Hundred years ago, the industrial realization of the famous Haber Bosch process for ammonia became the beginning of the end for the Birkeland Eyde electric arc process.
The Haber Bosch process took advantage of the ammonia synthesis patent from 1908. The ammonia synthesis patent is utilizing the fact that a nitrogen molecule can only be fixed to a catalyst in an oxygen free atmosphere. At high pressure (300 bar) and temperature (700K) hydrogen and nitrogen were reacted to ammonia over an iron catalyst. The subsequent process stream is cooled – the ammonia is condensing and extracted from the continuous process loop – where the unreacted hydrogen and nitrogen is recycled back to the synthesis feed.
The ammonia synthesis relies on the cost of hydrogen. Ammonia was already the basis for BASF’s chemical business hundred years ago. Hydrogen became readily available from all kinds of fossil fuels. (See xxxx curve of development) The steam reforming process, where water and methane is converted to hydrogen and nitrogen in the right stoichiometric ratio is one the most elegant processes ever developed. It’s present weakness is the dependence of methane at low cost. The global cost of methane and economy of scale is driving the ammonia business.
The process licensors and operators of ammonia plants are presenting the same technical challenges as was overcome by Dr. Bosch hundred years ago. Hydrogen blistering and cracking of high pressure equipment is still dominating the agenda.

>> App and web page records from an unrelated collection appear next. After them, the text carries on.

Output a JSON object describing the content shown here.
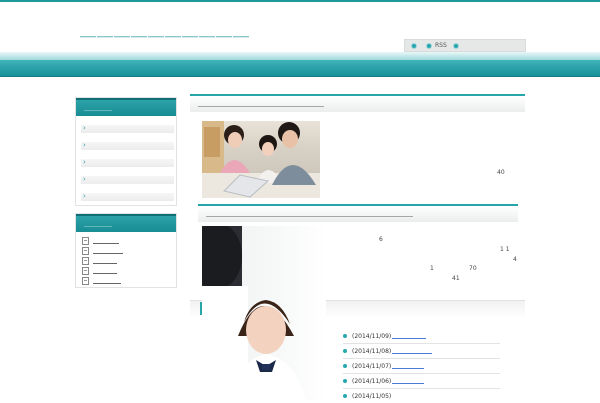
{
  "header": {
    "site_title": "＿＿＿＿＿＿＿＿＿＿",
    "nav": {
      "rss_label": "RSS"
    }
  },
  "sidebar": {
    "menu_widget": {
      "title": "＿＿＿＿",
      "items": [
        "",
        "",
        "",
        "",
        ""
      ]
    },
    "recent_widget": {
      "title": "＿＿＿＿",
      "items": [
        "",
        "",
        "",
        "",
        ""
      ]
    }
  },
  "main": {
    "section1": {
      "title": "＿＿＿＿＿＿＿＿＿＿＿＿＿＿",
      "value": "40"
    },
    "section2": {
      "title": "＿＿＿＿＿＿＿＿＿＿＿＿＿＿＿＿＿＿＿＿＿＿＿",
      "values": [
        "6",
        "1 1",
        "4",
        "1",
        "70",
        "41"
      ]
    }
  },
  "news": {
    "items": [
      {
        "date": "(2014/11/09)"
      },
      {
        "date": "(2014/11/08)"
      },
      {
        "date": "(2014/11/07)"
      },
      {
        "date": "(2014/11/06)"
      },
      {
        "date": "(2014/11/05)"
      }
    ]
  },
  "colors": {
    "accent": "#1e9a9a",
    "band": "#179098",
    "link": "#4a7bd6"
  }
}
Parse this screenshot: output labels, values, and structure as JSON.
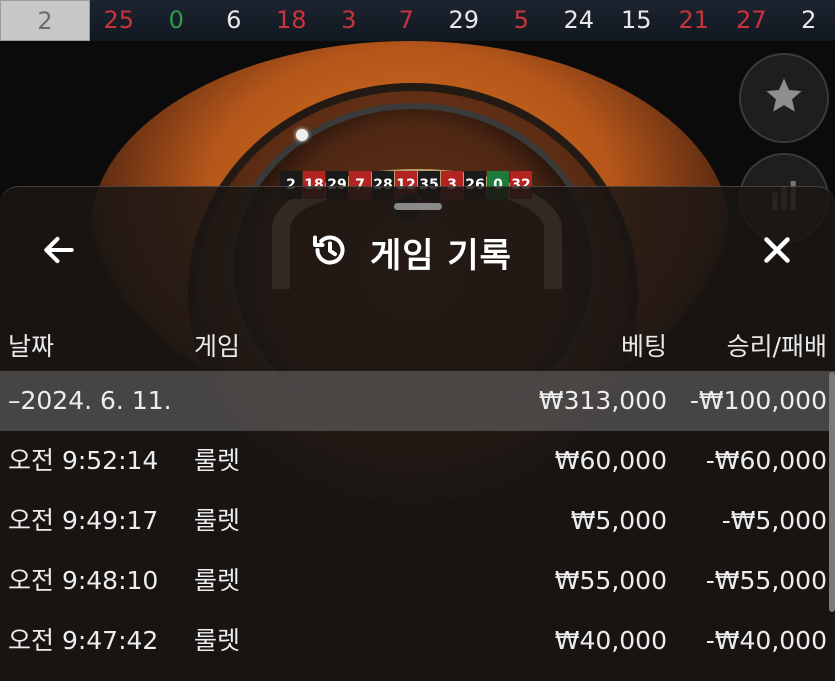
{
  "results_strip": {
    "numbers": [
      {
        "value": "2",
        "color": "grey"
      },
      {
        "value": "25",
        "color": "red"
      },
      {
        "value": "0",
        "color": "green"
      },
      {
        "value": "6",
        "color": "white"
      },
      {
        "value": "18",
        "color": "red"
      },
      {
        "value": "3",
        "color": "red"
      },
      {
        "value": "7",
        "color": "red"
      },
      {
        "value": "29",
        "color": "white"
      },
      {
        "value": "5",
        "color": "red"
      },
      {
        "value": "24",
        "color": "white"
      },
      {
        "value": "15",
        "color": "white"
      },
      {
        "value": "21",
        "color": "red"
      },
      {
        "value": "27",
        "color": "red"
      },
      {
        "value": "2",
        "color": "white"
      }
    ]
  },
  "wheel": {
    "pockets": [
      {
        "n": "2",
        "c": "b"
      },
      {
        "n": "18",
        "c": "r"
      },
      {
        "n": "29",
        "c": "b"
      },
      {
        "n": "7",
        "c": "r"
      },
      {
        "n": "28",
        "c": "b"
      },
      {
        "n": "12",
        "c": "r"
      },
      {
        "n": "35",
        "c": "b"
      },
      {
        "n": "3",
        "c": "r"
      },
      {
        "n": "26",
        "c": "b"
      },
      {
        "n": "0",
        "c": "g"
      },
      {
        "n": "32",
        "c": "r"
      }
    ]
  },
  "side_buttons": {
    "favorites_icon": "star-icon",
    "stats_icon": "bar-chart-icon"
  },
  "sheet": {
    "title": "게임 기록",
    "title_icon": "history-icon",
    "back_icon": "arrow-left-icon",
    "close_icon": "close-icon",
    "columns": {
      "date": "날짜",
      "game": "게임",
      "bet": "베팅",
      "win_loss": "승리/패배"
    },
    "date_group": {
      "label": "–2024. 6. 11.",
      "bet": "₩313,000",
      "win_loss": "-₩100,000"
    },
    "rows": [
      {
        "time": "오전 9:52:14",
        "game": "룰렛",
        "bet": "₩60,000",
        "win_loss": "-₩60,000"
      },
      {
        "time": "오전 9:49:17",
        "game": "룰렛",
        "bet": "₩5,000",
        "win_loss": "-₩5,000"
      },
      {
        "time": "오전 9:48:10",
        "game": "룰렛",
        "bet": "₩55,000",
        "win_loss": "-₩55,000"
      },
      {
        "time": "오전 9:47:42",
        "game": "룰렛",
        "bet": "₩40,000",
        "win_loss": "-₩40,000"
      }
    ]
  },
  "colors": {
    "red": "#c9343c",
    "green": "#2e9a4d",
    "sheet_bg": "#1a1614",
    "row_highlight": "#5a5a5a"
  }
}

In India and China, gas is the Achilles heel in the fertilizer production. The ammonia process can compete for gas with any industrial application, but is loosing against the public demand for heating, cooking and cooling. The gas networks represent the end of cheap gas to the ammonia industry. We are in peak oil, peak gas and peak ammonia.
Which means: After hundred years the Birkeland Eyde process strikes back! N2 Applied’s mission.
Knut Hamsun is wrong – even after 100 years all is not forgotten.